The Alocasia and the Philodendron are two of the most popular varieties of houseplants that are well-loved by novices and experts alike. These plants are prized because of their stunning displays that require minimal maintenance and care.
But is Alocasia related to Philodendron?
Yes, the Alocasia and the Philodendron are species that are members of the Araceae family of tropical plants. As a result of this familial connection, these two plants share a lot of common features. However, they are completely different plants.
Read this short guide that aims to help you decide which of these plants best suits you according to their specific care and maintenance needs.
What is an Alocasia?
Alocasia is a unique native plant species that grow in the subtropics of eastern Australia and Asia. The plant grows from tubers rather than seeds. It is also best known for its large leaves that are often shaped like an ear, arrow, or heart. These leaves are known to grow to a length of up to three feet.
While the leaves of Alocasia are often green, they can also come in pink, red, or even variegated colors with a coarse or bumpy texture.
Care Requirements of Alocasia
Here are some of the care requirements of Alocasia:
Alocasia plants need lots of feeding, with larger plants requiring even more feed. Make sure you apply a good quality well-balanced feed during the spring and summer months often. You can also apply small quantities of granular feed.

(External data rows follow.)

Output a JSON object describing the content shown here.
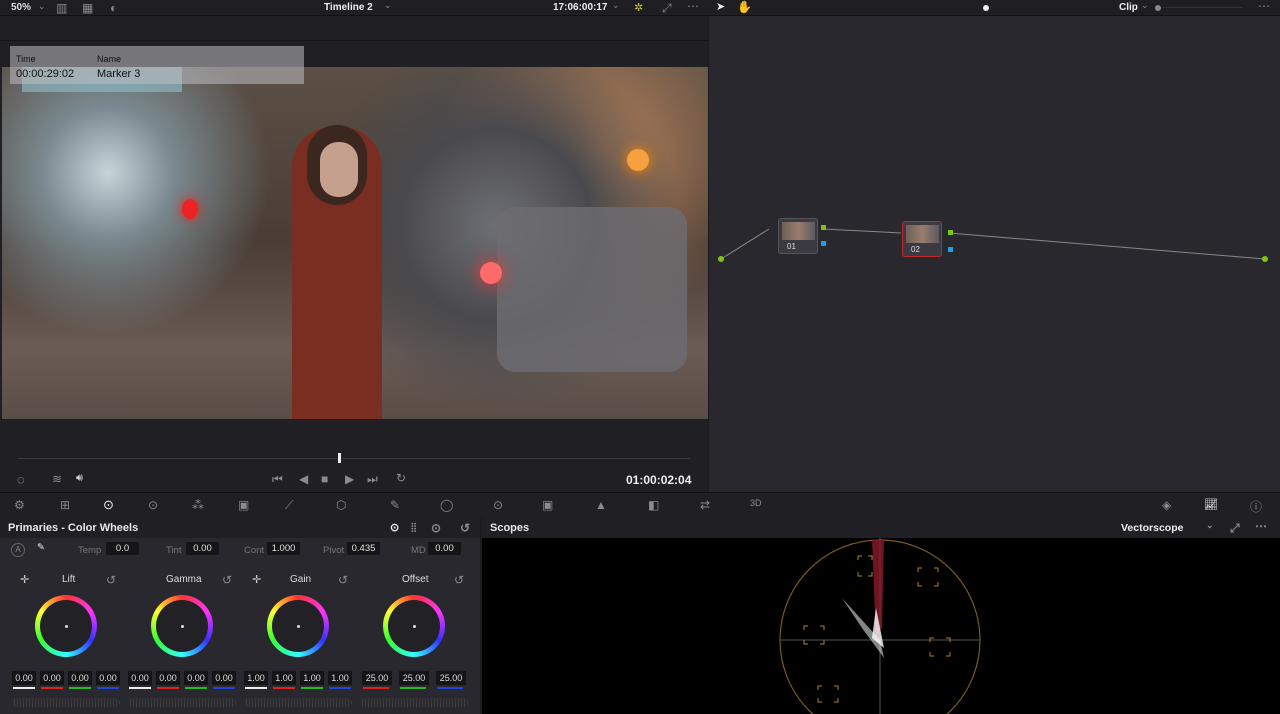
{
  "viewer": {
    "zoom": "50%",
    "timeline": "Timeline 2",
    "source_timecode": "17:06:00:17",
    "timecode": "01:00:02:04",
    "marker": {
      "time_label": "Time",
      "name_label": "Name",
      "time": "00:00:29:02",
      "name": "Marker 3"
    }
  },
  "node_editor": {
    "mode": "Clip",
    "nodes": [
      {
        "label": "01"
      },
      {
        "label": "02"
      }
    ]
  },
  "primaries": {
    "title": "Primaries - Color Wheels",
    "temp_label": "Temp",
    "temp": "0.0",
    "tint_label": "Tint",
    "tint": "0.00",
    "cont_label": "Cont",
    "cont": "1.000",
    "pivot_label": "Pivot",
    "pivot": "0.435",
    "md_label": "MD",
    "md": "0.00",
    "wheels": [
      {
        "label": "Lift",
        "values": [
          "0.00",
          "0.00",
          "0.00",
          "0.00"
        ]
      },
      {
        "label": "Gamma",
        "values": [
          "0.00",
          "0.00",
          "0.00",
          "0.00"
        ]
      },
      {
        "label": "Gain",
        "values": [
          "1.00",
          "1.00",
          "1.00",
          "1.00"
        ]
      },
      {
        "label": "Offset",
        "values": [
          "25.00",
          "25.00",
          "25.00"
        ]
      }
    ]
  },
  "scopes": {
    "title": "Scopes",
    "type": "Vectorscope"
  },
  "colors": {
    "accent_red": "#c0282c",
    "node_green": "#7ac70c",
    "node_blue": "#1ea0e6"
  }
}
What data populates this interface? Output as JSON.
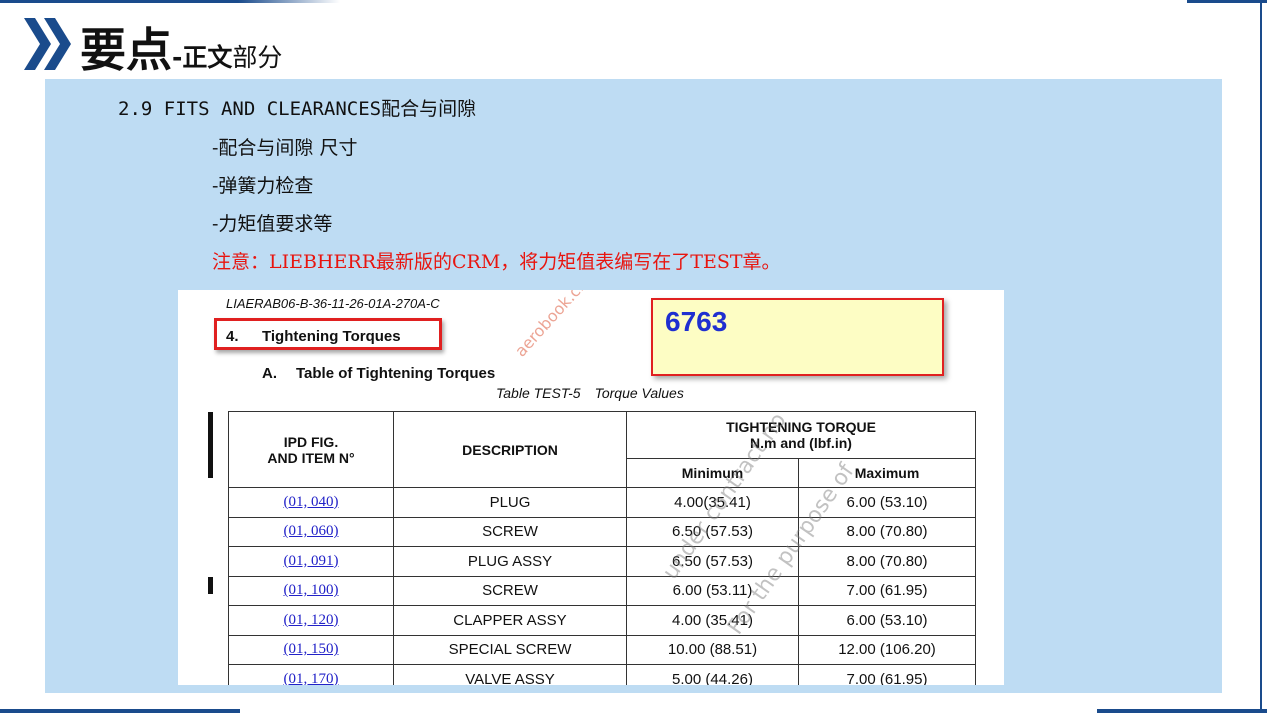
{
  "header": {
    "title_main": "要点",
    "title_sub_dash": "-正文",
    "title_sub_rest": "部分"
  },
  "content": {
    "heading_latin": "2.9 FITS AND CLEARANCES",
    "heading_cjk": "配合与间隙",
    "items": [
      "-配合与间隙 尺寸",
      "-弹簧力检查",
      "-力矩值要求等"
    ],
    "note": "注意：LIEBHERR最新版的CRM，将力矩值表编写在了TEST章。"
  },
  "document": {
    "reference": "LIAERAB06-B-36-11-26-01A-270A-C",
    "section_number": "4.",
    "section_title": "Tightening Torques",
    "subsection_letter": "A.",
    "subsection_title": "Table of Tightening Torques",
    "caption_label": "Table TEST-5",
    "caption_title": "Torque Values",
    "note_value": "6763",
    "table": {
      "headers": {
        "ipd_line1": "IPD FIG.",
        "ipd_line2": "AND ITEM N°",
        "description": "DESCRIPTION",
        "torque_line1": "TIGHTENING TORQUE",
        "torque_line2": "N.m and (lbf.in)",
        "minimum": "Minimum",
        "maximum": "Maximum"
      },
      "rows": [
        {
          "item": "(01, 040)",
          "description": "PLUG",
          "min": "4.00(35.41)",
          "max": "6.00 (53.10)"
        },
        {
          "item": "(01, 060)",
          "description": "SCREW",
          "min": "6.50 (57.53)",
          "max": "8.00 (70.80)"
        },
        {
          "item": "(01, 091)",
          "description": "PLUG ASSY",
          "min": "6.50 (57.53)",
          "max": "8.00 (70.80)"
        },
        {
          "item": "(01, 100)",
          "description": "SCREW",
          "min": "6.00 (53.11)",
          "max": "7.00 (61.95)"
        },
        {
          "item": "(01, 120)",
          "description": "CLAPPER ASSY",
          "min": "4.00 (35.41)",
          "max": "6.00 (53.10)"
        },
        {
          "item": "(01, 150)",
          "description": "SPECIAL SCREW",
          "min": "10.00 (88.51)",
          "max": "12.00 (106.20)"
        },
        {
          "item": "(01, 170)",
          "description": "VALVE ASSY",
          "min": "5.00 (44.26)",
          "max": "7.00 (61.95)"
        }
      ]
    },
    "watermarks": [
      "aerobook.cn有错误请联系我",
      "under contract no",
      "For the purpose of"
    ]
  },
  "colors": {
    "accent_blue": "#1a4b8c",
    "panel_bg": "#bedcf3",
    "note_red": "#e8150f",
    "highlight_yellow": "#fdfdc4",
    "link_blue": "#2121c8"
  }
}
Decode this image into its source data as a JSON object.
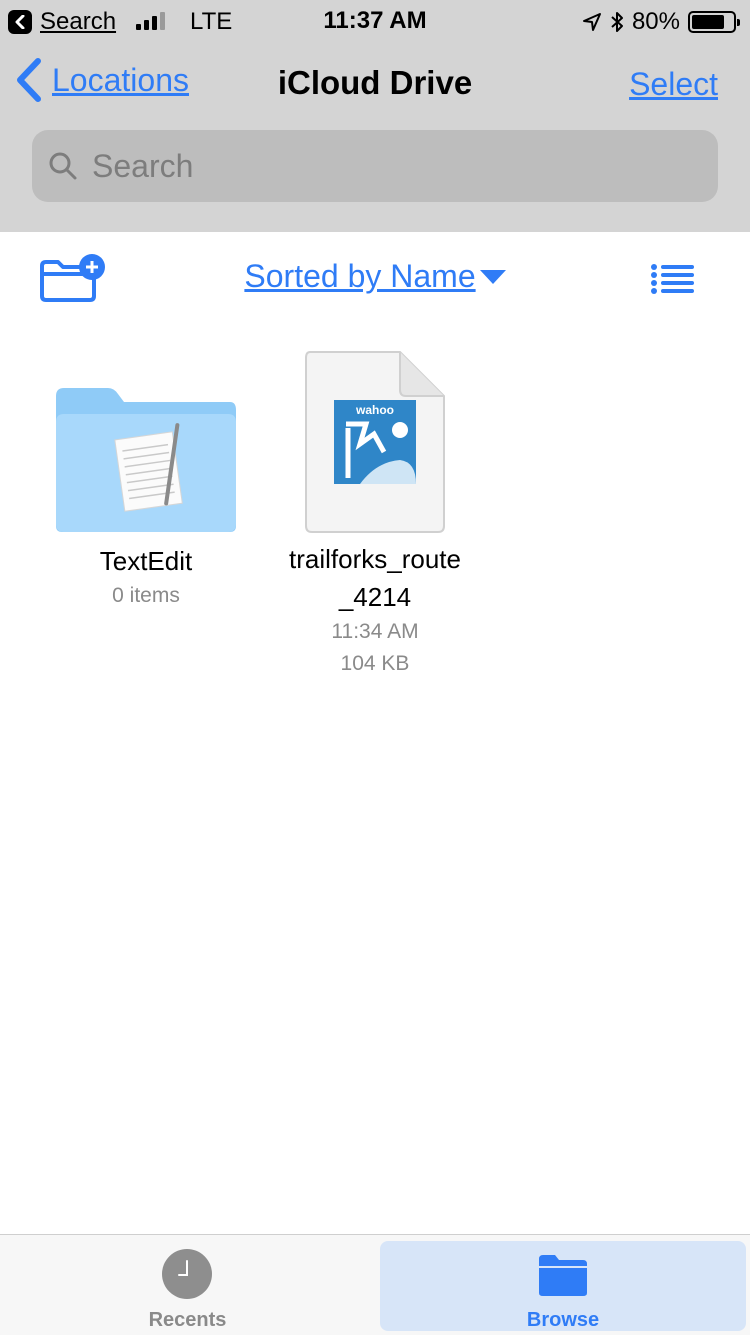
{
  "status_bar": {
    "back_app": "Search",
    "carrier": "LTE",
    "time": "11:37 AM",
    "battery_percent": "80%",
    "battery_level": 0.8,
    "signal_bars_filled": 3,
    "signal_bars_total": 4
  },
  "nav": {
    "back_label": "Locations",
    "title": "iCloud Drive",
    "select_label": "Select"
  },
  "search": {
    "placeholder": "Search"
  },
  "toolbar": {
    "sort_label": "Sorted by Name"
  },
  "items": [
    {
      "name": "TextEdit",
      "meta": "0 items",
      "icon": "folder-icon"
    },
    {
      "name_line1": "trailforks_route",
      "name_line2": "_4214",
      "time": "11:34 AM",
      "size": "104 KB",
      "icon": "wahoo-file-icon",
      "logo_text": "wahoo"
    }
  ],
  "tabs": [
    {
      "label": "Recents",
      "icon": "clock-icon"
    },
    {
      "label": "Browse",
      "icon": "folder-icon",
      "selected": true
    }
  ],
  "colors": {
    "accent": "#2f7cf6",
    "header_bg": "#d4d4d4",
    "folder_light": "#a8d8fb",
    "selected_tab_bg": "#d7e5f8"
  }
}
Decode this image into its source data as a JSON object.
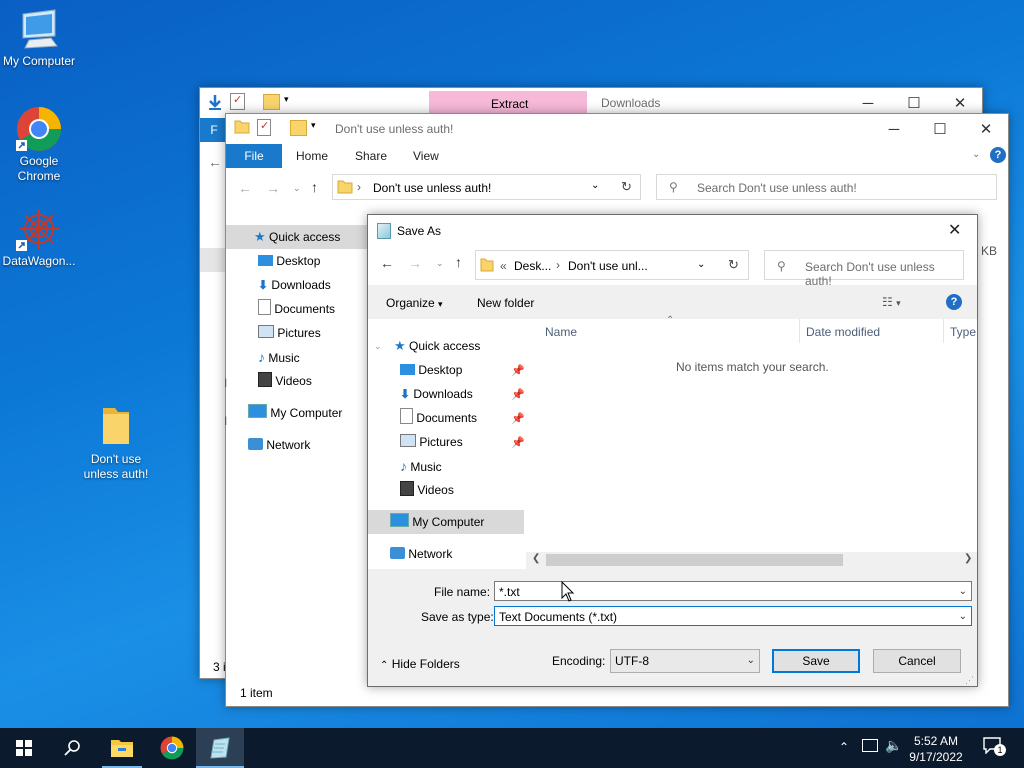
{
  "desktop": {
    "icons": [
      {
        "label": "My Computer"
      },
      {
        "label": "Google Chrome"
      },
      {
        "label": "DataWagon..."
      },
      {
        "label": "Don't use unless auth!"
      }
    ]
  },
  "window_downloads": {
    "ribbon_context_tab": "Extract",
    "title": "Downloads",
    "file_tab_partial": "F",
    "status_partial": "3 i"
  },
  "window_folder": {
    "title": "Don't use unless auth!",
    "tabs": [
      "File",
      "Home",
      "Share",
      "View"
    ],
    "address": "Don't use unless auth!",
    "search_placeholder": "Search Don't use unless auth!",
    "nav": [
      "Quick access",
      "Desktop",
      "Downloads",
      "Documents",
      "Pictures",
      "Music",
      "Videos",
      "My Computer",
      "Network"
    ],
    "partial_size": "KB",
    "status": "1 item",
    "accent": "#1979ca"
  },
  "save_dialog": {
    "title": "Save As",
    "breadcrumb_prefix": "«",
    "breadcrumb_1": "Desk...",
    "breadcrumb_2": "Don't use unl...",
    "search_placeholder": "Search Don't use unless auth!",
    "organize": "Organize",
    "new_folder": "New folder",
    "columns": [
      "Name",
      "Date modified",
      "Type"
    ],
    "empty_message": "No items match your search.",
    "nav": [
      {
        "label": "Quick access",
        "pinned": false
      },
      {
        "label": "Desktop",
        "pinned": true
      },
      {
        "label": "Downloads",
        "pinned": true
      },
      {
        "label": "Documents",
        "pinned": true
      },
      {
        "label": "Pictures",
        "pinned": true
      },
      {
        "label": "Music",
        "pinned": false
      },
      {
        "label": "Videos",
        "pinned": false
      },
      {
        "label": "My Computer",
        "pinned": false
      },
      {
        "label": "Network",
        "pinned": false
      }
    ],
    "file_name_label": "File name:",
    "file_name_value": "*.txt",
    "save_as_type_label": "Save as type:",
    "save_as_type_value": "Text Documents (*.txt)",
    "hide_folders": "Hide Folders",
    "encoding_label": "Encoding:",
    "encoding_value": "UTF-8",
    "save_button": "Save",
    "cancel_button": "Cancel"
  },
  "taskbar": {
    "time": "5:52 AM",
    "date": "9/17/2022",
    "notification_count": "1"
  }
}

Alocasias don’t tolerate the cold well as they thrive better in very humid environments. See to it that you keep your Alocasias away from cold draughts. These plants love being in the kitchen or bathroom. If you cannot put your plant in a humid spot, make sure you mist frequently or put it on a pebble tray to boost humidity.
Alocasia plants love partial shade or filtered light. Ideally, the best option is a bright or well-lit room with thin curtains or shutters covering the window. However, the plant will still be fine even if you keep it away from direct light. The leaves of these plants will become more vibrant in lower light conditions.
The plant species loves water, which means you need to water it regularly for the soil to stay moist without being soggy. However, Alocasias can be very unforgiving of overwatering which can make them more prone to common pests and fungal infections.
Just water the plant if the top several inches of the soil has turned dry. Don’t forget that this plant goes dormant during the winter months when it will need a lot less watering than usual.
What is a Philodendron?
Philodendrons are tropical plants native to Venezuela, Colombia, and the Caribbean. The loose translation of its name is “tree hugger” since the plant loves to climb.
When growing in their natural habitat, Philodendrons climb trees to reach on top of the canopy. Philodendrons are also houseplants that have been a mainstay in indoor gardens for many centuries, prized and valued because of their low-maintenance nature.
Philodendrons have two main types: vining and non-climbing Philodendrons. Vining Philodendrons like the heartleaf Philodendron climb supporting structures. Non-climbing Philodendrons like the bird’s nest Philodendron or lacy tree Philodendron, on the other hand, form large displays of upright plants growing wider instead of taller.
The Philodendron species are most remarkable for their huge leathery leaves that can be heart, pointed, or oval-shaped. The leaves are often lush green with either cerise or cream variegation.
Care Requirements of Philodendron
Philodendrons are houseplants that are easy to care for. They are well-loved by their owners because they will tell you immediately if something is wrong. Keep a close eye on the leaves of your Philodendron because they will inform you if they need less or more water, moisture, or light.
Below are the other care and maintenance needs of Philodendrons:
Climbing Philodendron species need something they can climb on. Some of your best options here are plant support and moss poke. Philodendrons will clasp on anything they can climb on, so make sure you let them climb where you prefer them to.
Use a well-balanced liquid fertilizer for houseplants when feeding your Philodendron. Water every month in summer and spring, and every six to eight weeks during autumn and winter. Your plant will need more fertilizer if it is a slow grower or has small leaves.
When the new leaves that emerge are pale, these indicate that your Philodendron requires more magnesium and calcium so look for a fertilizer that contains these two.
Philodendrons are tropical plants that love humid environments and often thrive in kitchens or bathrooms. However, you can also put these plants anywhere you like. But if the spot you choose is less humid, make sure you put it on a pebble tray or mist the leaves approximately two times a week.
The Philodendron loves sunlight, which means you need to put the plant in a sunny area with indirect bright light. The ideal position is one close to a sunny window. However, it should be out of any direct contact with the rays of the sun.
If there is excessive sun, the plant’s leaves will start to become yellow or blister and burn. When the light is too dim, the color of the leaves may start to fade and turn brown.
Before you water your Philodendron, allow the soil’s top inch to dry out first. The easiest method for testing this is to insert up to the first knuckle of your finger into the soil. Water your plant properly until the soil becomes moist without being soggy. See to it that you also use a pot that drains well.
If the plant is under or overwatered, the leaves of your plant will start to droop. Once it happens, try adjusting the watering schedule as needed to help the leaves bounce back to life fast.
The Bottom Line
Yes, Alocasia and Philodendron are related to each other, and both would make amazing additions to your houseplant collection.